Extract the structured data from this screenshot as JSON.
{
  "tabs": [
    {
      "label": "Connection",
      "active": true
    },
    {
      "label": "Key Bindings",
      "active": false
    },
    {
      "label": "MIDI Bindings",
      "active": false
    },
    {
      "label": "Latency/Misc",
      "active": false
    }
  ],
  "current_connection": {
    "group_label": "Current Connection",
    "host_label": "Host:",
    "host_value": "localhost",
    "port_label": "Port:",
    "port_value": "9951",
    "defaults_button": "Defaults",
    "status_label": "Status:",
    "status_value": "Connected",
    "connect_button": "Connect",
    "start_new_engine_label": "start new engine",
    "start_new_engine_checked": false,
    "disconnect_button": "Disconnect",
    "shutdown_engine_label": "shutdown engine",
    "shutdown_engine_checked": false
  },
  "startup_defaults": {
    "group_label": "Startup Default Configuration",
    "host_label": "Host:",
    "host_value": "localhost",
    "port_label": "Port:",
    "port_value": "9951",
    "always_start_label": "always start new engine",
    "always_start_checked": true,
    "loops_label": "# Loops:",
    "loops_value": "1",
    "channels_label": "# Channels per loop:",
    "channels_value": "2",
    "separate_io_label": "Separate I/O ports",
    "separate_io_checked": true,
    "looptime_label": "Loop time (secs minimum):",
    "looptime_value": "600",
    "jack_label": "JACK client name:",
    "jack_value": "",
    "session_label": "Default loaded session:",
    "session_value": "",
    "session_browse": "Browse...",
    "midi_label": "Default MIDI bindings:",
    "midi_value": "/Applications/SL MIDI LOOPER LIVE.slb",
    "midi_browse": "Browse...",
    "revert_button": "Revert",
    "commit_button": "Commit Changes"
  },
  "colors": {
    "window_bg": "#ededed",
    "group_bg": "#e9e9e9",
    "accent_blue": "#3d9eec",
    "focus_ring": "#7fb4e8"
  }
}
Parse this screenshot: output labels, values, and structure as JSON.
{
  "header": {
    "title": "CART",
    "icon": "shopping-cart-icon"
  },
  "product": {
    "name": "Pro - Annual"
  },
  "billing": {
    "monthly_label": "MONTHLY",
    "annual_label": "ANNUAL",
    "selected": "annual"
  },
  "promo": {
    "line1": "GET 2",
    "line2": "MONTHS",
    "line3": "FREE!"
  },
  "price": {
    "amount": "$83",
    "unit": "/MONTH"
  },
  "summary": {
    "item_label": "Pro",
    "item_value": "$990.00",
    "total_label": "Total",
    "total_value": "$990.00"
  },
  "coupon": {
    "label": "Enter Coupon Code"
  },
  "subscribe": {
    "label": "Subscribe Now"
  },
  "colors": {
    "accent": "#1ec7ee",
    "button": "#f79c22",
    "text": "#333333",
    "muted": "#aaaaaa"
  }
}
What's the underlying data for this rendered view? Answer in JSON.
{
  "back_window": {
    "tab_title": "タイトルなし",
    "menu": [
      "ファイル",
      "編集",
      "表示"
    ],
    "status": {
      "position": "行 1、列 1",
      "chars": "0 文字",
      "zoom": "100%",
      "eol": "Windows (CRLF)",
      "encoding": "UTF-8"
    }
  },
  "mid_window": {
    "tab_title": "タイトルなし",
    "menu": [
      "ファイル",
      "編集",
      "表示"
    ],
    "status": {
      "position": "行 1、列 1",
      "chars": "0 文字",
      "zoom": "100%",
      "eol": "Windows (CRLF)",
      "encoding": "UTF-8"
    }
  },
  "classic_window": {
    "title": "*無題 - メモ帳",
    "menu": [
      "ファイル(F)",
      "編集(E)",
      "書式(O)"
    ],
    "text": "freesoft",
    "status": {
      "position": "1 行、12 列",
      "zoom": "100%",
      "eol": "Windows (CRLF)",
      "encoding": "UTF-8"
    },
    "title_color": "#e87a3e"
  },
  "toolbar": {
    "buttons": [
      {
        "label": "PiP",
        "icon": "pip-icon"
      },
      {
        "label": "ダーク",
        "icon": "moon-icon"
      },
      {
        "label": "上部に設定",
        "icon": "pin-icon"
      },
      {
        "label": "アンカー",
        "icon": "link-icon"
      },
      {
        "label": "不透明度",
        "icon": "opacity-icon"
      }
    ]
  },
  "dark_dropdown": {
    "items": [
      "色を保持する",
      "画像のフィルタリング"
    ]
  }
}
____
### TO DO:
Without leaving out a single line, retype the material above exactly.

### WRITTEN REPLY:
Extract the structured data from this screenshot as JSON.
{
  "tabs": [
    {
      "label": "Connection",
      "active": true
    },
    {
      "label": "Key Bindings",
      "active": false
    },
    {
      "label": "MIDI Bindings",
      "active": false
    },
    {
      "label": "Latency/Misc",
      "active": false
    }
  ],
  "current_connection": {
    "group_label": "Current Connection",
    "host_label": "Host:",
    "host_value": "localhost",
    "port_label": "Port:",
    "port_value": "9951",
    "defaults_button": "Defaults",
    "status_label": "Status:",
    "status_value": "Connected",
    "connect_button": "Connect",
    "start_new_engine_label": "start new engine",
    "start_new_engine_checked": false,
    "disconnect_button": "Disconnect",
    "shutdown_engine_label": "shutdown engine",
    "shutdown_engine_checked": false
  },
  "startup_defaults": {
    "group_label": "Startup Default Configuration",
    "host_label": "Host:",
    "host_value": "localhost",
    "port_label": "Port:",
    "port_value": "9951",
    "always_start_label": "always start new engine",
    "always_start_checked": true,
    "loops_label": "# Loops:",
    "loops_value": "1",
    "channels_label": "# Channels per loop:",
    "channels_value": "2",
    "separate_io_label": "Separate I/O ports",
    "separate_io_checked": true,
    "looptime_label": "Loop time (secs minimum):",
    "looptime_value": "600",
    "jack_label": "JACK client name:",
    "jack_value": "",
    "session_label": "Default loaded session:",
    "session_value": "",
    "session_browse": "Browse...",
    "midi_label": "Default MIDI bindings:",
    "midi_value": "/Applications/SL MIDI LOOPER LIVE.slb",
    "midi_browse": "Browse...",
    "revert_button": "Revert",
    "commit_button": "Commit Changes"
  },
  "colors": {
    "window_bg": "#ededed",
    "group_bg": "#e9e9e9",
    "accent_blue": "#3d9eec",
    "focus_ring": "#7fb4e8"
  }
}
Parse this screenshot: output labels, values, and structure as JSON.
{
  "header": {
    "title": "CART",
    "icon": "shopping-cart-icon"
  },
  "product": {
    "name": "Pro - Annual"
  },
  "billing": {
    "monthly_label": "MONTHLY",
    "annual_label": "ANNUAL",
    "selected": "annual"
  },
  "promo": {
    "line1": "GET 2",
    "line2": "MONTHS",
    "line3": "FREE!"
  },
  "price": {
    "amount": "$83",
    "unit": "/MONTH"
  },
  "summary": {
    "item_label": "Pro",
    "item_value": "$990.00",
    "total_label": "Total",
    "total_value": "$990.00"
  },
  "coupon": {
    "label": "Enter Coupon Code"
  },
  "subscribe": {
    "label": "Subscribe Now"
  },
  "colors": {
    "accent": "#1ec7ee",
    "button": "#f79c22",
    "text": "#333333",
    "muted": "#aaaaaa"
  }
}
What's the underlying data for this rendered view? Answer in JSON.
{
  "back_window": {
    "tab_title": "タイトルなし",
    "menu": [
      "ファイル",
      "編集",
      "表示"
    ],
    "status": {
      "position": "行 1、列 1",
      "chars": "0 文字",
      "zoom": "100%",
      "eol": "Windows (CRLF)",
      "encoding": "UTF-8"
    }
  },
  "mid_window": {
    "tab_title": "タイトルなし",
    "menu": [
      "ファイル",
      "編集",
      "表示"
    ],
    "status": {
      "position": "行 1、列 1",
      "chars": "0 文字",
      "zoom": "100%",
      "eol": "Windows (CRLF)",
      "encoding": "UTF-8"
    }
  },
  "classic_window": {
    "title": "*無題 - メモ帳",
    "menu": [
      "ファイル(F)",
      "編集(E)",
      "書式(O)"
    ],
    "text": "freesoft",
    "status": {
      "position": "1 行、12 列",
      "zoom": "100%",
      "eol": "Windows (CRLF)",
      "encoding": "UTF-8"
    },
    "title_color": "#e87a3e"
  },
  "toolbar": {
    "buttons": [
      {
        "label": "PiP",
        "icon": "pip-icon"
      },
      {
        "label": "ダーク",
        "icon": "moon-icon"
      },
      {
        "label": "上部に設定",
        "icon": "pin-icon"
      },
      {
        "label": "アンカー",
        "icon": "link-icon"
      },
      {
        "label": "不透明度",
        "icon": "opacity-icon"
      }
    ]
  },
  "dark_dropdown": {
    "items": [
      "色を保持する",
      "画像のフィルタリング"
    ]
  }
}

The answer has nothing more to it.